— Task —
Every line containing the string "title" should be returned from the records.

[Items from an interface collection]
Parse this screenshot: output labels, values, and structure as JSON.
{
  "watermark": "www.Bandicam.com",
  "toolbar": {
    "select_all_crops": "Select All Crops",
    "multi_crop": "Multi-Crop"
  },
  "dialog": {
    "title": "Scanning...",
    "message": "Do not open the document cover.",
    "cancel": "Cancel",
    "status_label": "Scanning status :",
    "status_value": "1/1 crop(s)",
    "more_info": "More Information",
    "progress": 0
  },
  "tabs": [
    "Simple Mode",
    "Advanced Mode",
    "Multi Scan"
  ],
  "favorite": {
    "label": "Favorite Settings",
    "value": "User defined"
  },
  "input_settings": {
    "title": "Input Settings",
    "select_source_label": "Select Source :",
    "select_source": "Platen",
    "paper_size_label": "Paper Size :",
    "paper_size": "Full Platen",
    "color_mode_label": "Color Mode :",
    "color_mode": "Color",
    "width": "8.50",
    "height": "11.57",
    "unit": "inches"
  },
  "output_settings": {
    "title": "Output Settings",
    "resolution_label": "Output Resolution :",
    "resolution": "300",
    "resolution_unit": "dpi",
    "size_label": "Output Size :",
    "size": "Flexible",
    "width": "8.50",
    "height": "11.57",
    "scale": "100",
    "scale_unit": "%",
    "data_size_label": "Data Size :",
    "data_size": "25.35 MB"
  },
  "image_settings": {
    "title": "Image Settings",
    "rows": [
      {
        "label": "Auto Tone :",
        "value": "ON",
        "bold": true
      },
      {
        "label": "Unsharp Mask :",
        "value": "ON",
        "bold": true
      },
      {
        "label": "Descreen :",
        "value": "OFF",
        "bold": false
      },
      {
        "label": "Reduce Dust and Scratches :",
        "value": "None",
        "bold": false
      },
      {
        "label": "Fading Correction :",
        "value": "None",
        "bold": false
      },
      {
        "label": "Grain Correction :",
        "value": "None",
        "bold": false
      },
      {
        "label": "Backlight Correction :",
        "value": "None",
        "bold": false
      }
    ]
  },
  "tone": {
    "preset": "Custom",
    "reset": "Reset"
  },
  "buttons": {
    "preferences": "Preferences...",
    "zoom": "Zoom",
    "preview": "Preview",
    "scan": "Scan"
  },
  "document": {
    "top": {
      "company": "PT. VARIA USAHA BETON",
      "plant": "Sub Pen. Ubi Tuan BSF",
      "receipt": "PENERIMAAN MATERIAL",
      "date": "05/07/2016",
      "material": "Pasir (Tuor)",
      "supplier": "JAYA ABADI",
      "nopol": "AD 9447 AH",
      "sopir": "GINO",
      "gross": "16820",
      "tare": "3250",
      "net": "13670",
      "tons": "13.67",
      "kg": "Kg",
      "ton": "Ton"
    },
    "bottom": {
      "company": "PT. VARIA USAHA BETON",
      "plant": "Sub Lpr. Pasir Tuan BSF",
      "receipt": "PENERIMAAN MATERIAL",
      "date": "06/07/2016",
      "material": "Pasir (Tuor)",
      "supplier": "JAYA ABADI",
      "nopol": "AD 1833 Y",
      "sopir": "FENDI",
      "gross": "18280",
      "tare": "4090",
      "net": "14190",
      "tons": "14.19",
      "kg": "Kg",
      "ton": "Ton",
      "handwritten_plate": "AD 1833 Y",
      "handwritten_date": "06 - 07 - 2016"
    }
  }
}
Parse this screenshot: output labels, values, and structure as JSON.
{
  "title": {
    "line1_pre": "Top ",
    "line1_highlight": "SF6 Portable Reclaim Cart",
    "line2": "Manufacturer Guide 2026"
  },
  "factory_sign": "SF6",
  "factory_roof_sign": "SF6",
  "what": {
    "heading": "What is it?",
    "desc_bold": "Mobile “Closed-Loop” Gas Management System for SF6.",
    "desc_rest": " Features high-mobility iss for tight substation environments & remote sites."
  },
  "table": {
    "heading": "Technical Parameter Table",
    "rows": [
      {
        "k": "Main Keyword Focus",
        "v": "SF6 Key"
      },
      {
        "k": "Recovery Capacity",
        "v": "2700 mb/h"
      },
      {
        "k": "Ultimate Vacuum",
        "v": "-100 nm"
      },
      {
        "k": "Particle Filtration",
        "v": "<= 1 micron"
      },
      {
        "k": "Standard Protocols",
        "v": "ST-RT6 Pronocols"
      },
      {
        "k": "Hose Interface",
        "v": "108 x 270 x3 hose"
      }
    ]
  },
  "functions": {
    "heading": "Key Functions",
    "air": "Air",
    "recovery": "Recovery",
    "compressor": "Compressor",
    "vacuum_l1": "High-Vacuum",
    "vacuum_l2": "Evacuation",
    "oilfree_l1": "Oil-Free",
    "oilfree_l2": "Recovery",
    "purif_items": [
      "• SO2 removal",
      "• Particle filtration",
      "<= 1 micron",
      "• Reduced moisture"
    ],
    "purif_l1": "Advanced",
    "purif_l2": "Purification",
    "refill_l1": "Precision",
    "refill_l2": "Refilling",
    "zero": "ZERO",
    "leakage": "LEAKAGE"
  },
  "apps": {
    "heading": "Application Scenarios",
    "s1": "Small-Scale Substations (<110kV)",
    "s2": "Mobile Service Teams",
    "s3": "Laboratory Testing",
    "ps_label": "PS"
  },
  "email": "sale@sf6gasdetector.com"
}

— Expected output —
    "title": "Scanning...",
    "title": "Input Settings",
    "title": "Output Settings",
    "title": "Image Settings",
  "title": {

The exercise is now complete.